▶ **WHAT YOU WILL DO**: Please output every entry below precisely as written.

Dataset rows describing interfaces:
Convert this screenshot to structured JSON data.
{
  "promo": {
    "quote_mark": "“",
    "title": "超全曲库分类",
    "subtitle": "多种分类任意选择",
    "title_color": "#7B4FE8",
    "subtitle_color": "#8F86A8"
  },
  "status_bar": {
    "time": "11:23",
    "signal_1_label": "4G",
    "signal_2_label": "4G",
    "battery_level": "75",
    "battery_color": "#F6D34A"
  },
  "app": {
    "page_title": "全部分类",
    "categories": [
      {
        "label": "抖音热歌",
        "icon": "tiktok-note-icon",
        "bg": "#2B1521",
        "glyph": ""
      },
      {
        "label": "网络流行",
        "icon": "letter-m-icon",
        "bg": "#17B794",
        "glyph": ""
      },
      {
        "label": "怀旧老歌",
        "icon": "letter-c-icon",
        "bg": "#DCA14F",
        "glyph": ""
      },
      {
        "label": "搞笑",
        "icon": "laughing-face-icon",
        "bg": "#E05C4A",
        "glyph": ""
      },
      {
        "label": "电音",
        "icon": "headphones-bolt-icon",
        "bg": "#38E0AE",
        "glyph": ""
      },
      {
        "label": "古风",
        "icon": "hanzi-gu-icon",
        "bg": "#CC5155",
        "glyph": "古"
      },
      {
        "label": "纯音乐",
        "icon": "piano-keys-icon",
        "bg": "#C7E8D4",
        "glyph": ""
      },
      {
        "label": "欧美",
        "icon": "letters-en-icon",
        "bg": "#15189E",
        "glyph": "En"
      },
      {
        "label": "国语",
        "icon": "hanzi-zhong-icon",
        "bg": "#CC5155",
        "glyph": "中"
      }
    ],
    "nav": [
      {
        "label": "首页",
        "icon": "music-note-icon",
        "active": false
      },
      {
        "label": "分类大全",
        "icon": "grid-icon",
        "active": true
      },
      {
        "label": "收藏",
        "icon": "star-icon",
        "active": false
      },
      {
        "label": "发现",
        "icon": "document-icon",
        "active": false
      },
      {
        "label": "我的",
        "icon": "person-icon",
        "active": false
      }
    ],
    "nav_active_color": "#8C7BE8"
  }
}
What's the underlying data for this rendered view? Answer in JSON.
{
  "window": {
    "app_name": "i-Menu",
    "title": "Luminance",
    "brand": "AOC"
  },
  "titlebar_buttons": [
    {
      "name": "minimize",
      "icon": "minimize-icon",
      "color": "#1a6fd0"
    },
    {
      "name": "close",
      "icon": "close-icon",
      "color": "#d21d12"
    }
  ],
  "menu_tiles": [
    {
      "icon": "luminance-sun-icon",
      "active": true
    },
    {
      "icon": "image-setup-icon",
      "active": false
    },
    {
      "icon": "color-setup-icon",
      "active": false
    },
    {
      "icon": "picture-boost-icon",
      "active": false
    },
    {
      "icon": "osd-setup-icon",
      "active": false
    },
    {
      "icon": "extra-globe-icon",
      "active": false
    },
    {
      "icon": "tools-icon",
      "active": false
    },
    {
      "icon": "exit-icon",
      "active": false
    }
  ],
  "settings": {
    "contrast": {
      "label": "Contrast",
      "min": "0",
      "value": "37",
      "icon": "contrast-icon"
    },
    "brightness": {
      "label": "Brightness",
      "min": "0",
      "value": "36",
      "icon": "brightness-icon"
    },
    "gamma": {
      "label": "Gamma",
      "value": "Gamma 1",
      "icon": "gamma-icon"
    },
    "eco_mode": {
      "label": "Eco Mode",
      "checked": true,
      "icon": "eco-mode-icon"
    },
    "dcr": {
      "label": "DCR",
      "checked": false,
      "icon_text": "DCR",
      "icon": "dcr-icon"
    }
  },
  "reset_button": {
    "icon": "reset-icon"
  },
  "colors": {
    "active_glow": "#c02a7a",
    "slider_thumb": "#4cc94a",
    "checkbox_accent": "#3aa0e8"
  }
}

▶ **THE COMPLETED TASK**:
Convert this screenshot to structured JSON data.
{
  "promo": {
    "quote_mark": "“",
    "title": "超全曲库分类",
    "subtitle": "多种分类任意选择",
    "title_color": "#7B4FE8",
    "subtitle_color": "#8F86A8"
  },
  "status_bar": {
    "time": "11:23",
    "signal_1_label": "4G",
    "signal_2_label": "4G",
    "battery_level": "75",
    "battery_color": "#F6D34A"
  },
  "app": {
    "page_title": "全部分类",
    "categories": [
      {
        "label": "抖音热歌",
        "icon": "tiktok-note-icon",
        "bg": "#2B1521",
        "glyph": ""
      },
      {
        "label": "网络流行",
        "icon": "letter-m-icon",
        "bg": "#17B794",
        "glyph": ""
      },
      {
        "label": "怀旧老歌",
        "icon": "letter-c-icon",
        "bg": "#DCA14F",
        "glyph": ""
      },
      {
        "label": "搞笑",
        "icon": "laughing-face-icon",
        "bg": "#E05C4A",
        "glyph": ""
      },
      {
        "label": "电音",
        "icon": "headphones-bolt-icon",
        "bg": "#38E0AE",
        "glyph": ""
      },
      {
        "label": "古风",
        "icon": "hanzi-gu-icon",
        "bg": "#CC5155",
        "glyph": "古"
      },
      {
        "label": "纯音乐",
        "icon": "piano-keys-icon",
        "bg": "#C7E8D4",
        "glyph": ""
      },
      {
        "label": "欧美",
        "icon": "letters-en-icon",
        "bg": "#15189E",
        "glyph": "En"
      },
      {
        "label": "国语",
        "icon": "hanzi-zhong-icon",
        "bg": "#CC5155",
        "glyph": "中"
      }
    ],
    "nav": [
      {
        "label": "首页",
        "icon": "music-note-icon",
        "active": false
      },
      {
        "label": "分类大全",
        "icon": "grid-icon",
        "active": true
      },
      {
        "label": "收藏",
        "icon": "star-icon",
        "active": false
      },
      {
        "label": "发现",
        "icon": "document-icon",
        "active": false
      },
      {
        "label": "我的",
        "icon": "person-icon",
        "active": false
      }
    ],
    "nav_active_color": "#8C7BE8"
  }
}
What's the underlying data for this rendered view? Answer in JSON.
{
  "window": {
    "app_name": "i-Menu",
    "title": "Luminance",
    "brand": "AOC"
  },
  "titlebar_buttons": [
    {
      "name": "minimize",
      "icon": "minimize-icon",
      "color": "#1a6fd0"
    },
    {
      "name": "close",
      "icon": "close-icon",
      "color": "#d21d12"
    }
  ],
  "menu_tiles": [
    {
      "icon": "luminance-sun-icon",
      "active": true
    },
    {
      "icon": "image-setup-icon",
      "active": false
    },
    {
      "icon": "color-setup-icon",
      "active": false
    },
    {
      "icon": "picture-boost-icon",
      "active": false
    },
    {
      "icon": "osd-setup-icon",
      "active": false
    },
    {
      "icon": "extra-globe-icon",
      "active": false
    },
    {
      "icon": "tools-icon",
      "active": false
    },
    {
      "icon": "exit-icon",
      "active": false
    }
  ],
  "settings": {
    "contrast": {
      "label": "Contrast",
      "min": "0",
      "value": "37",
      "icon": "contrast-icon"
    },
    "brightness": {
      "label": "Brightness",
      "min": "0",
      "value": "36",
      "icon": "brightness-icon"
    },
    "gamma": {
      "label": "Gamma",
      "value": "Gamma 1",
      "icon": "gamma-icon"
    },
    "eco_mode": {
      "label": "Eco Mode",
      "checked": true,
      "icon": "eco-mode-icon"
    },
    "dcr": {
      "label": "DCR",
      "checked": false,
      "icon_text": "DCR",
      "icon": "dcr-icon"
    }
  },
  "reset_button": {
    "icon": "reset-icon"
  },
  "colors": {
    "active_glow": "#c02a7a",
    "slider_thumb": "#4cc94a",
    "checkbox_accent": "#3aa0e8"
  }
}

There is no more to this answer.